Premier Li Keqiang (C) talks with staff members at the railway transport command center of the China Railway Corporation (CRC) in Beijing, capital of China, Aug 22, 2014. Li Keqiang made an inspection tour to the CRC and hosted a symposium at the company on Aug 22.[Photo/Xinhua]
BEIJING - Premier Li Keqiang wants to see more private investors involved in railways, the central government’s website reported on Aug 24.
Railways stabilize economic growth, enhance social harmony and will help urbanization, said Li during an inspection of the China Railway Corporation (CRC) on Friday. 0 “But railways paid for solely by the government and managed by administrative order must become a thing of the past,” said the premier, encouraging the CRC to seek innovative sources of new investment, key to railway reform.
China has spent vast sums on railways in recent years.

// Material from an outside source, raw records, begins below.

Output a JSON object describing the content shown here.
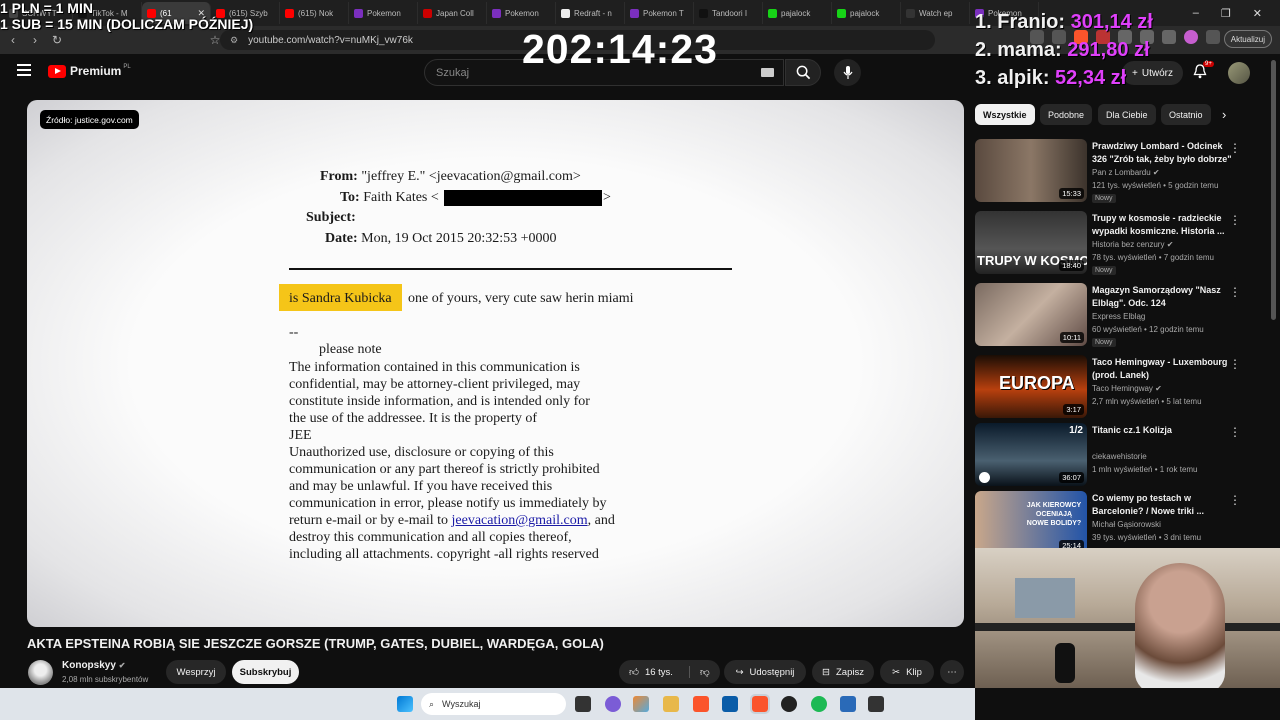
{
  "overlay": {
    "rule_line1": "1 PLN = 1 MIN",
    "rule_line2": "1 SUB = 15 MIN (DOLICZAM PÓŹNIEJ)",
    "timer": "202:14:23",
    "leaderboard": [
      {
        "rank_name": "1. Franio:",
        "amount": "301,14 zł"
      },
      {
        "rank_name": "2. mama:",
        "amount": "291,80 zł"
      },
      {
        "rank_name": "3. alpik:",
        "amount": "52,34 zł"
      }
    ],
    "amount_color": "#e040fb"
  },
  "browser": {
    "tabs": [
      "SCHWYT",
      "TikTok - M",
      "(61",
      "(615) Szyb",
      "(615) Nok",
      "Pokemon",
      "Japan Coll",
      "Pokemon",
      "Redraft - n",
      "Pokemon T",
      "Tandoori I",
      "pajalock",
      "pajalock",
      "Watch ep",
      "Pokemon"
    ],
    "active_tab_index": 2,
    "url": "youtube.com/watch?v=nuMKj_vw76k",
    "update_label": "Aktualizuj",
    "window_controls": [
      "–",
      "❐",
      "✕"
    ]
  },
  "youtube": {
    "premium_label": "Premium",
    "region": "PL",
    "search_placeholder": "Szukaj",
    "create_label": "Utwórz",
    "notif_count": "9+",
    "brand_red": "#ff0000"
  },
  "video": {
    "source_chip": "Źródło: justice.gov.com",
    "doc": {
      "from_label": "From:",
      "from_value": "\"jeffrey E.\" <jeevacation@gmail.com>",
      "to_label": "To:",
      "to_value": "Faith Kates <",
      "to_close": ">",
      "subject_label": "Subject:",
      "date_label": "Date:",
      "date_value": "Mon, 19 Oct 2015 20:32:53 +0000",
      "highlight_text": "is Sandra Kubicka",
      "body_first_rest": "one of yours,  very cute  saw herin miami",
      "dashes": "--",
      "please_note": "please note",
      "lines": [
        "The information contained in this communication is",
        "confidential, may be attorney-client privileged, may",
        "constitute inside information, and is intended only for",
        "the use of the addressee. It is the property of",
        "JEE",
        "Unauthorized use, disclosure or copying of this",
        "communication or any part thereof is strictly prohibited",
        "and may be unlawful. If you have received this",
        "communication in error, please notify us immediately by"
      ],
      "return_prefix": "return e-mail or by e-mail to",
      "return_link": "jeevacation@gmail.com",
      "return_suffix": ", and",
      "line_destroy": "destroy this communication and all copies thereof,",
      "line_last": "including all attachments. copyright -all rights reserved"
    },
    "highlight_color": "#f5c518"
  },
  "below": {
    "title": "AKTA EPSTEINA ROBIĄ SIE JESZCZE GORSZE (TRUMP, GATES, DUBIEL, WARDĘGA, GOLA)",
    "channel": "Konopskyy",
    "subs": "2,08 mln subskrybentów",
    "support": "Wesprzyj",
    "subscribe": "Subskrybuj",
    "likes": "16 tys.",
    "share": "Udostępnij",
    "save": "Zapisz",
    "clip": "Klip",
    "more": "⋯"
  },
  "sidebar": {
    "chips": [
      "Wszystkie",
      "Podobne",
      "Dla Ciebie",
      "Ostatnio"
    ],
    "videos": [
      {
        "title": "Prawdziwy Lombard - Odcinek 326 \"Zrób tak, żeby było dobrze\"",
        "channel": "Pan z Lombardu ✔",
        "meta": "121 tys. wyświetleń • 5 godzin temu",
        "badge": "Nowy",
        "duration": "15:33"
      },
      {
        "title": "Trupy w kosmosie - radzieckie wypadki kosmiczne. Historia ...",
        "channel": "Historia bez cenzury ✔",
        "meta": "78 tys. wyświetleń • 7 godzin temu",
        "badge": "Nowy",
        "duration": "18:40",
        "thumb_text": "TRUPY W KOSMOSIE"
      },
      {
        "title": "Magazyn Samorządowy \"Nasz Elbląg\". Odc. 124",
        "channel": "Express Elbląg",
        "meta": "60 wyświetleń • 12 godzin temu",
        "badge": "Nowy",
        "duration": "10:11"
      },
      {
        "title": "Taco Hemingway - Luxembourg (prod. Lanek)",
        "channel": "Taco Hemingway ✔",
        "meta": "2,7 mln wyświetleń • 5 lat temu",
        "badge": "",
        "duration": "3:17",
        "thumb_text": "EUROPA"
      },
      {
        "title": "Titanic cz.1 Kolizja",
        "channel": "ciekawehistorie",
        "meta": "1 mln wyświetleń • 1 rok temu",
        "badge": "",
        "duration": "36:07",
        "thumb_text": "1/2"
      },
      {
        "title": "Co wiemy po testach w Barcelonie? / Nowe triki ...",
        "channel": "Michał Gąsiorowski",
        "meta": "39 tys. wyświetleń • 3 dni temu",
        "badge": "",
        "duration": "25:14",
        "thumb_text": "JAK KIEROWCY OCENIAJĄ NOWE BOLIDY?"
      }
    ]
  },
  "taskbar": {
    "search_placeholder": "Wyszukaj"
  }
}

Changing the way they are financed is very high on the government’s to-do list.
The State Council came up with an action plan on railway financing in April, deciding to set up a fund open to private investment. The fund value is expected to reach 300 billion yuan ($48.6 billion). In addition, 150 billion yuan of railway bonds will be issued this year, with overtures being made to banks to encourage them to fund railway projects. Central and western regions will be the top priority.
Premier Li Keqiang (C) addresses a symposium held at the China Railway Corporation (CRC) in Beijing, capital of China, Aug 22, 2014. Li Keqiang made an inspection tour to the CRC and hosted a symposium at the company on Aug 22.[Photo/Xinhua]
Shortly after the State Council meeting, the CRC raised the bar on railway investment for 2014 to 800 billion yuan, hoping to bring over 6,600 kilometers of new track online.
“People in these (central and western) areas are eagerly looking forward to new railways, which will narrow the gap between the west and the east and bring them into the center of our nation’s modernization process,” said Li.
According to HSBC chief China economist Qu Hongbin, China’s rail freight accounts for a quarter of the world’s total and passenger traffic is even busier, but, in terms of actual track, China has only six percent of the world’s lines.
“Relatively weak railway capacity resulted in too much road traffic, which greatly increased logistical and environmental costs,” said Qu.
A disastrous bullet train crash in July 2011 brought an atmosphere of unprecedented caution to rail construction in China. Since then, it has become clear that the speedy development of the sector will fuel economic expansion, while benefiting the people by making it quicker and easier to get about.
Railways are fundamental to China’s development and their purpose cannot be achieved in any other feasible way, said Li.
“We should turn the great potential of railways into real productivity and make the sector a new engine of change,” said the premier.